"I always carry it as hand luggage because it's so valuable and delicate and if it was dropped, even from my hand to the floor, it would be damaged," she said.

However, staff at the Ryanair check-in desk of Frankfurt Hahn Airport told Zoe that she would have to buy a seat for the instrument or allow it to be placed in the hold.

image copyrightPAul McCarthy
image captionMusician Zoe Conway was touring Germany when she was asked to pay €280 (£203) for an airline seat for her violin.

"I couldn't believe it," she said.

"There's no way I could have put it in the hold, I just wouldn't be able to cover the cost of repairing or replacing it."

She said that the emotional attachment to her violin is even more important than its monetary worth.

"For me, my violin is like a child. It's an irreplaceable part of my life, and I say that as a mother.

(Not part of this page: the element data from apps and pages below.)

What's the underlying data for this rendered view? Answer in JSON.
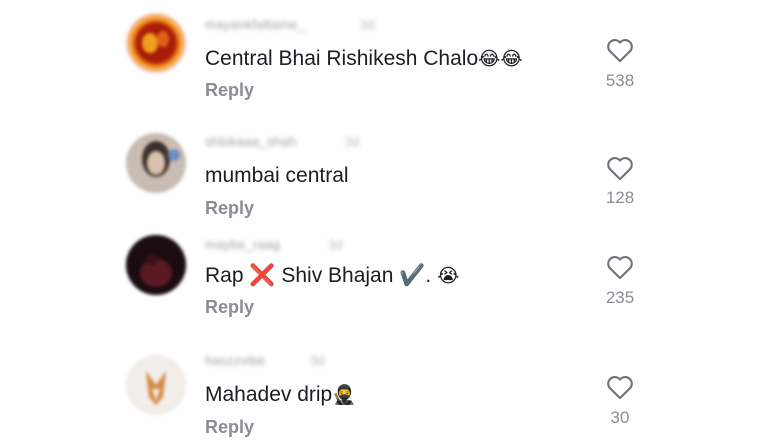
{
  "comments": [
    {
      "username": "mayankfaftame_",
      "age": "3d",
      "text": "Central Bhai Rishikesh Chalo",
      "emoji": "😂😂",
      "reply_label": "Reply",
      "likes": "538",
      "avatar_icon": "avatar-flame-photo",
      "avatar_colors": [
        "#f7c8d8",
        "#c7260d",
        "#f2a321"
      ]
    },
    {
      "username": "shlokaaa_shah",
      "age": "3d",
      "text": "mumbai central",
      "emoji": "",
      "reply_label": "Reply",
      "likes": "128",
      "avatar_icon": "avatar-person-photo",
      "avatar_colors": [
        "#3b2f2b",
        "#b6a396",
        "#6a8fc2"
      ]
    },
    {
      "username": "maybe_raag",
      "age": "3d",
      "text": "Rap ❌ Shiv Bhajan ✔️.",
      "emoji": "😭",
      "reply_label": "Reply",
      "likes": "235",
      "avatar_icon": "avatar-dark-photo",
      "avatar_colors": [
        "#1a0c10",
        "#5a1a24"
      ]
    },
    {
      "username": "haszzvibe",
      "age": "3d",
      "text": "Mahadev drip",
      "emoji": "🥷",
      "reply_label": "Reply",
      "likes": "30",
      "avatar_icon": "avatar-fox-illustration",
      "avatar_colors": [
        "#f1ede8",
        "#d38a45"
      ]
    }
  ],
  "like_icon": "heart-outline-icon"
}
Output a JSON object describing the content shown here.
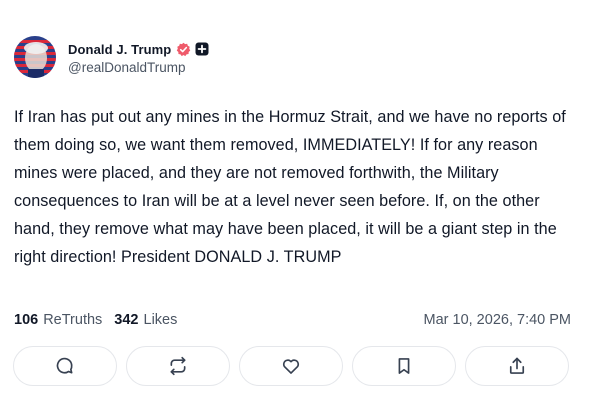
{
  "post": {
    "author": {
      "display_name": "Donald J. Trump",
      "handle": "@realDonaldTrump",
      "verified_icon": "verified-badge-icon",
      "badge_icon": "plus-badge-icon"
    },
    "text": "If Iran has put out any mines in the Hormuz Strait, and we have no reports of them doing so, we want them removed, IMMEDIATELY! If for any reason mines were placed, and they are not removed forthwith, the Military consequences to Iran will be at a level never seen before. If, on the other hand, they remove what may have been placed, it will be a giant step in the right direction! President DONALD J. TRUMP",
    "stats": {
      "retruths_count": "106",
      "retruths_label": "ReTruths",
      "likes_count": "342",
      "likes_label": "Likes"
    },
    "timestamp": "Mar 10, 2026, 7:40 PM",
    "actions": [
      {
        "name": "reply",
        "icon": "comment-icon"
      },
      {
        "name": "retruth",
        "icon": "repost-icon"
      },
      {
        "name": "like",
        "icon": "heart-icon"
      },
      {
        "name": "bookmark",
        "icon": "bookmark-icon"
      },
      {
        "name": "share",
        "icon": "share-icon"
      }
    ],
    "colors": {
      "verified_badge": "#ef5b6b",
      "text_primary": "#111827",
      "text_secondary": "#4b5563",
      "border": "#e5e7eb"
    }
  }
}
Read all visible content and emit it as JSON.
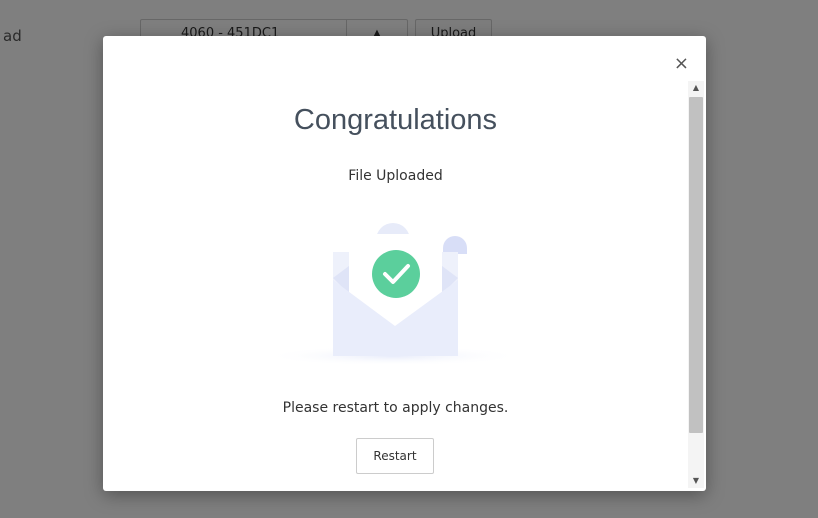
{
  "background": {
    "upload_label": "ad",
    "file_select_value": "4060 - 451DC1",
    "upload_button_label": "Upload"
  },
  "modal": {
    "close_label": "×",
    "title": "Congratulations",
    "subtitle": "File Uploaded",
    "message": "Please restart to apply changes.",
    "restart_button_label": "Restart",
    "illustration_icon": "envelope-check-icon",
    "accent_color": "#5bcf9c"
  }
}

"As a musician, your instrument is your voice and you need to protect it. If I was to play someone else's violin, it wouldn't sound like me."

After buying a seat for her violin, Zoe was forced to place it in the overhead locker because it would not have been secure in the seat assigned to it.

"What good is a seatbelt that's designed to go around a human waist in terms of protecting an instrument?" she said.

Zoe plans to lobby her local MEP for a change in EU law, so that it would better reflect the law in the United States, where instruments are treated as normal hand luggage.

image captionZoe posted on Facebook after being charged for a seat for her violin

"It just seems ridiculous to me that you should have to pay for something that weighs four kilograms," said Zoe. "That's much less than Ryanair's maximum hand luggage weight, it just doesn't make sense.

"We really need a change in the law on this one. It's just so unfair for an airline to be able to penalise a musician for travelling with a fiddle."

Deborah Annetts of the Incorporated Society of Musicians (ISM) described Zoe's treatment by Ryanair as unacceptable but not uncommon.

"This is indicative of a far wider problem," said Ms Annetts.

"Priceless instruments are being smashed, musicians are being refused travel and charged extortionate amounts just to protect their professional livelihoods.

"It is simply unacceptable that hard-working professionals are treated this way and left living in constant uncertainty in their profession.

"Travel is a fundamental part of a musician's job, and it can't be right that airlines profiteer from some hand luggage but not others."

The ISM has in the past urged the EU to provide some clarity for musicians on the issue of travelling with instruments.

A spokesperson for Ryanair said: "All customers must adhere to the terms and conditions of carriage, which they agree to at the time of booking, and which state that musical instruments should be checked-in to the hold, or alternatively placed on an additional purchased seat, as they exceed our hand baggage dimensions."